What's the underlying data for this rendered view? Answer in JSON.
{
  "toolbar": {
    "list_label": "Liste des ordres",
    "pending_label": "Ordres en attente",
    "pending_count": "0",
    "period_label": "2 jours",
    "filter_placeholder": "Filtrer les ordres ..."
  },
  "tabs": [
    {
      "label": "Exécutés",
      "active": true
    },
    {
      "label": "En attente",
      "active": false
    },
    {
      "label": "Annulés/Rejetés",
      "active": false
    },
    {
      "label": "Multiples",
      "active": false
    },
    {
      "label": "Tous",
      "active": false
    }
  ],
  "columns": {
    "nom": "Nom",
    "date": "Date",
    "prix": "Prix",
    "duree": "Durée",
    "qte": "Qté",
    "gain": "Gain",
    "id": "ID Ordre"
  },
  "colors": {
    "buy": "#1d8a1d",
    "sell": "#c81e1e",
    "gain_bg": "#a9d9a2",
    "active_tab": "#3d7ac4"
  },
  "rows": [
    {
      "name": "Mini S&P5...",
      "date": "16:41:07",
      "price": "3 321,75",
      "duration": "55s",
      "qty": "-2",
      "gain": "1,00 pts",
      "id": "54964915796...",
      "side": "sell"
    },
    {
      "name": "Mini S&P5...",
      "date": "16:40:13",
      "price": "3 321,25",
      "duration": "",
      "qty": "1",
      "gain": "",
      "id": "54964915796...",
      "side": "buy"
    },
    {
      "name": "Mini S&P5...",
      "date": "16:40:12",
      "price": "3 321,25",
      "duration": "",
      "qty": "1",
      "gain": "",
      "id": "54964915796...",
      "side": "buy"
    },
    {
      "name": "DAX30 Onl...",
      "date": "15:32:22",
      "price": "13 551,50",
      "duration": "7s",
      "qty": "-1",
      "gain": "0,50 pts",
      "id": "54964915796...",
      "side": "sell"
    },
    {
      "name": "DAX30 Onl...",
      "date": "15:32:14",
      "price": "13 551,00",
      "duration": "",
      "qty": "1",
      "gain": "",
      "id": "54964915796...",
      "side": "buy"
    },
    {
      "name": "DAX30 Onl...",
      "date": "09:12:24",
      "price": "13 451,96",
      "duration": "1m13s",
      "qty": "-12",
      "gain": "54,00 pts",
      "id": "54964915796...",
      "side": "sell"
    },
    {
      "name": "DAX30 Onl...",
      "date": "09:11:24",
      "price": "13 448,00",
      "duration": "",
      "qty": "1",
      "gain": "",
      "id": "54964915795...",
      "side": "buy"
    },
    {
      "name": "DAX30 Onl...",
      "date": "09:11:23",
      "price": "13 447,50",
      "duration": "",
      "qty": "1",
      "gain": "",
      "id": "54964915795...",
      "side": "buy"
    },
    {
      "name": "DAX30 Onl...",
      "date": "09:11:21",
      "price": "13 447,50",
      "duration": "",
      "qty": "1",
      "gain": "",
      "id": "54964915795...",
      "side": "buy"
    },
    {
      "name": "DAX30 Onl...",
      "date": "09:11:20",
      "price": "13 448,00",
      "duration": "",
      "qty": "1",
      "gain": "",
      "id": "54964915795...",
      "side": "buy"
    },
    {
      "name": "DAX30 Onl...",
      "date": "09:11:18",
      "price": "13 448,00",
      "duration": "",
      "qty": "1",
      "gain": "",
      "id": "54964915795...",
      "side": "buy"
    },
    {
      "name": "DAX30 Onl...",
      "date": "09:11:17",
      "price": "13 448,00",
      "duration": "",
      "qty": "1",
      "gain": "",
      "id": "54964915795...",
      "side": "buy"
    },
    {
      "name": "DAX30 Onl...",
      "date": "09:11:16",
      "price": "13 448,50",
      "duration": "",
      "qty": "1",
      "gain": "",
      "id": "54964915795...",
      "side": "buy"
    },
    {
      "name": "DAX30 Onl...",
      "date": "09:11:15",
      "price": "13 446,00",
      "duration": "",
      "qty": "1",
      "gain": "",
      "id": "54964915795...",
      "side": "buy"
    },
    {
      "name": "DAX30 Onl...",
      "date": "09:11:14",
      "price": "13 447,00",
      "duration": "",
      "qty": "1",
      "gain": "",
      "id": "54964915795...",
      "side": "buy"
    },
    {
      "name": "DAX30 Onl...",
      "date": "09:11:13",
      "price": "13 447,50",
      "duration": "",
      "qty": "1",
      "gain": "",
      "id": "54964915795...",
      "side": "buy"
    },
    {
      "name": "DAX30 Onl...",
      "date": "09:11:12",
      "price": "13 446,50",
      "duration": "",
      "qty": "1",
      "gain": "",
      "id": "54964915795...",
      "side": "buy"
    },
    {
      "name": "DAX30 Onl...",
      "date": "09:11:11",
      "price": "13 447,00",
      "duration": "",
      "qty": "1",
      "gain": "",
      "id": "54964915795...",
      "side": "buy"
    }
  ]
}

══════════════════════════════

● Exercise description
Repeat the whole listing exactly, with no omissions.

● Result of this task
What's the underlying data for this rendered view? Answer in JSON.
{
  "toolbar": {
    "list_label": "Liste des ordres",
    "pending_label": "Ordres en attente",
    "pending_count": "0",
    "period_label": "2 jours",
    "filter_placeholder": "Filtrer les ordres ..."
  },
  "tabs": [
    {
      "label": "Exécutés",
      "active": true
    },
    {
      "label": "En attente",
      "active": false
    },
    {
      "label": "Annulés/Rejetés",
      "active": false
    },
    {
      "label": "Multiples",
      "active": false
    },
    {
      "label": "Tous",
      "active": false
    }
  ],
  "columns": {
    "nom": "Nom",
    "date": "Date",
    "prix": "Prix",
    "duree": "Durée",
    "qte": "Qté",
    "gain": "Gain",
    "id": "ID Ordre"
  },
  "colors": {
    "buy": "#1d8a1d",
    "sell": "#c81e1e",
    "gain_bg": "#a9d9a2",
    "active_tab": "#3d7ac4"
  },
  "rows": [
    {
      "name": "Mini S&P5...",
      "date": "16:41:07",
      "price": "3 321,75",
      "duration": "55s",
      "qty": "-2",
      "gain": "1,00 pts",
      "id": "54964915796...",
      "side": "sell"
    },
    {
      "name": "Mini S&P5...",
      "date": "16:40:13",
      "price": "3 321,25",
      "duration": "",
      "qty": "1",
      "gain": "",
      "id": "54964915796...",
      "side": "buy"
    },
    {
      "name": "Mini S&P5...",
      "date": "16:40:12",
      "price": "3 321,25",
      "duration": "",
      "qty": "1",
      "gain": "",
      "id": "54964915796...",
      "side": "buy"
    },
    {
      "name": "DAX30 Onl...",
      "date": "15:32:22",
      "price": "13 551,50",
      "duration": "7s",
      "qty": "-1",
      "gain": "0,50 pts",
      "id": "54964915796...",
      "side": "sell"
    },
    {
      "name": "DAX30 Onl...",
      "date": "15:32:14",
      "price": "13 551,00",
      "duration": "",
      "qty": "1",
      "gain": "",
      "id": "54964915796...",
      "side": "buy"
    },
    {
      "name": "DAX30 Onl...",
      "date": "09:12:24",
      "price": "13 451,96",
      "duration": "1m13s",
      "qty": "-12",
      "gain": "54,00 pts",
      "id": "54964915796...",
      "side": "sell"
    },
    {
      "name": "DAX30 Onl...",
      "date": "09:11:24",
      "price": "13 448,00",
      "duration": "",
      "qty": "1",
      "gain": "",
      "id": "54964915795...",
      "side": "buy"
    },
    {
      "name": "DAX30 Onl...",
      "date": "09:11:23",
      "price": "13 447,50",
      "duration": "",
      "qty": "1",
      "gain": "",
      "id": "54964915795...",
      "side": "buy"
    },
    {
      "name": "DAX30 Onl...",
      "date": "09:11:21",
      "price": "13 447,50",
      "duration": "",
      "qty": "1",
      "gain": "",
      "id": "54964915795...",
      "side": "buy"
    },
    {
      "name": "DAX30 Onl...",
      "date": "09:11:20",
      "price": "13 448,00",
      "duration": "",
      "qty": "1",
      "gain": "",
      "id": "54964915795...",
      "side": "buy"
    },
    {
      "name": "DAX30 Onl...",
      "date": "09:11:18",
      "price": "13 448,00",
      "duration": "",
      "qty": "1",
      "gain": "",
      "id": "54964915795...",
      "side": "buy"
    },
    {
      "name": "DAX30 Onl...",
      "date": "09:11:17",
      "price": "13 448,00",
      "duration": "",
      "qty": "1",
      "gain": "",
      "id": "54964915795...",
      "side": "buy"
    },
    {
      "name": "DAX30 Onl...",
      "date": "09:11:16",
      "price": "13 448,50",
      "duration": "",
      "qty": "1",
      "gain": "",
      "id": "54964915795...",
      "side": "buy"
    },
    {
      "name": "DAX30 Onl...",
      "date": "09:11:15",
      "price": "13 446,00",
      "duration": "",
      "qty": "1",
      "gain": "",
      "id": "54964915795...",
      "side": "buy"
    },
    {
      "name": "DAX30 Onl...",
      "date": "09:11:14",
      "price": "13 447,00",
      "duration": "",
      "qty": "1",
      "gain": "",
      "id": "54964915795...",
      "side": "buy"
    },
    {
      "name": "DAX30 Onl...",
      "date": "09:11:13",
      "price": "13 447,50",
      "duration": "",
      "qty": "1",
      "gain": "",
      "id": "54964915795...",
      "side": "buy"
    },
    {
      "name": "DAX30 Onl...",
      "date": "09:11:12",
      "price": "13 446,50",
      "duration": "",
      "qty": "1",
      "gain": "",
      "id": "54964915795...",
      "side": "buy"
    },
    {
      "name": "DAX30 Onl...",
      "date": "09:11:11",
      "price": "13 447,00",
      "duration": "",
      "qty": "1",
      "gain": "",
      "id": "54964915795...",
      "side": "buy"
    }
  ]
}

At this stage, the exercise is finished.